Dig a circle around your rose of Sharon with a shovel, starting a foot out from the base and geting as far down in the soil as possible up to 1 1/2 feet deep. Use a pickax if necessary to break up the soil, but try to avoid severing large roots so you can pull the entire plant up.
Work inward toward the base of the plant to loosen and remove the soil around the root ball. Rock the rose of Sharon from the base occasionally to check for looseness and continue to work your way under the plant in the hole.
Lift the rose of Sharon from the hole once it is fully loosened. You may need a friend to help you lift the plant if it is large, especially if you are transplanting it, so it doesn’t get damaged.

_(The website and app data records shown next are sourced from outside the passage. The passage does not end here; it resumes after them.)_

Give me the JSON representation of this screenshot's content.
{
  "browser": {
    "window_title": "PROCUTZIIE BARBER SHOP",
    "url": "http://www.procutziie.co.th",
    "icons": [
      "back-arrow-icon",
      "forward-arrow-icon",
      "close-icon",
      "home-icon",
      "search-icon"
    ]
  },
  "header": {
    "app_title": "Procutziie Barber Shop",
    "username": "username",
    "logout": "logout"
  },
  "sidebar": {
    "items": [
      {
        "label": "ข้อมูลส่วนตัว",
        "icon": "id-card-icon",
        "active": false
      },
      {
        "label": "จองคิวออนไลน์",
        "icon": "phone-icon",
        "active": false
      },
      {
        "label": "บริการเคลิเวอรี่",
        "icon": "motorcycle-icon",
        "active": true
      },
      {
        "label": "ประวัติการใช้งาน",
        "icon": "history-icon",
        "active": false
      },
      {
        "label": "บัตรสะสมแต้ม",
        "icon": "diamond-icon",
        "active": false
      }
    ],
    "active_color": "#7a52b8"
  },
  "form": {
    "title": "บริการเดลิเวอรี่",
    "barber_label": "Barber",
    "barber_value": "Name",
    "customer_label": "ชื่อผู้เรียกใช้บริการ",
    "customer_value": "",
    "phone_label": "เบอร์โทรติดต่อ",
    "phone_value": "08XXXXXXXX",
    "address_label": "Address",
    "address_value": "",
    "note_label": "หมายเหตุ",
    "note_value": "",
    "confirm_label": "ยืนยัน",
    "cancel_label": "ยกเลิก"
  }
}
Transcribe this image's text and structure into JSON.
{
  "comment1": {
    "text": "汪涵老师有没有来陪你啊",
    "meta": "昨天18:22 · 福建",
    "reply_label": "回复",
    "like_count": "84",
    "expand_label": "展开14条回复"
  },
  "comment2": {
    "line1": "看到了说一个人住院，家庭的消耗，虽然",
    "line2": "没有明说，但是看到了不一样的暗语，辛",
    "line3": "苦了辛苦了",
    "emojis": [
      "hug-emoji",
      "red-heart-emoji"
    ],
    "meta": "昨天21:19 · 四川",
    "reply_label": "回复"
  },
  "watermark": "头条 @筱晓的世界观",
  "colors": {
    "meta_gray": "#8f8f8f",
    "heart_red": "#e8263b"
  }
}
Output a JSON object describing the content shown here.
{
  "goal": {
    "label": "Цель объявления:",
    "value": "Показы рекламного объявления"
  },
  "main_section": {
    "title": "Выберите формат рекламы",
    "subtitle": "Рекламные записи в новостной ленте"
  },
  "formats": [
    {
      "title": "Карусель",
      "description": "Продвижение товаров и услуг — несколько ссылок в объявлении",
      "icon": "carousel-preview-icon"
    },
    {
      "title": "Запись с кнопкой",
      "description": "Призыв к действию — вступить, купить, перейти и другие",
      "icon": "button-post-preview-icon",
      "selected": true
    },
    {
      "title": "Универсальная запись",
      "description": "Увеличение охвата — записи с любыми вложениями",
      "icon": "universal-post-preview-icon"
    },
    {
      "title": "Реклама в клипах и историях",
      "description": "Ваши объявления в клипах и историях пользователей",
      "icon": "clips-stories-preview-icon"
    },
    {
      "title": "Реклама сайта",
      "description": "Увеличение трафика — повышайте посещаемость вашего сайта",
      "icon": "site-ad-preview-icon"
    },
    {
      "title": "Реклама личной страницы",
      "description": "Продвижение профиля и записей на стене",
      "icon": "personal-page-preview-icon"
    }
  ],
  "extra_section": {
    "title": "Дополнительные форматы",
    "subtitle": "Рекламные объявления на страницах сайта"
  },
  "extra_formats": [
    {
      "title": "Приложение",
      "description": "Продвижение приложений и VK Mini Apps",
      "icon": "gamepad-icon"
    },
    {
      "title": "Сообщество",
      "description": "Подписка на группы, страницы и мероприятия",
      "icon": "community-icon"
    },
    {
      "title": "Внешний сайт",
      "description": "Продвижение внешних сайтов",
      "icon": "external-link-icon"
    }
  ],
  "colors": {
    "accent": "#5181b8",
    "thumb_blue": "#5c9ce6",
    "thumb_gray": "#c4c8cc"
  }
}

Either set the intact plant off to the side for transplanting or discard the unwanted plant.
Pull out any remaining roots and use the pickax when needed to free them. Discard the roots and fill in the hole with garden soil or topsoil.
Depending on the area you have pulled your rose of Sharon from, replant the area with plants better suited to your landscaping, or spread out grass seed and let the hole grow over.
Be on the lookout for new rose of Sharon shoots the following spring in case any seeds fell in the fall. Dig up the shoots immediately to prevent new plants from growing.
- Depending on the area you have pulled your rose of Sharon from, replant the area with plants better suited to your landscaping, or spread out grass seed and let the hole grow over.
- Be on the lookout for new rose of Sharon shoots the following spring in case any seeds fell in the fall. Dig up the shoots immediately to prevent new plants from growing.
- Hand saw
- Garden soil or topsoil
- "Reader’s Digest Illustrated Guide to Gardening;" Carroll C. Calkins; 1993
- "New Complete Guide to Landscaping;" Better Homes and Gardens; 2002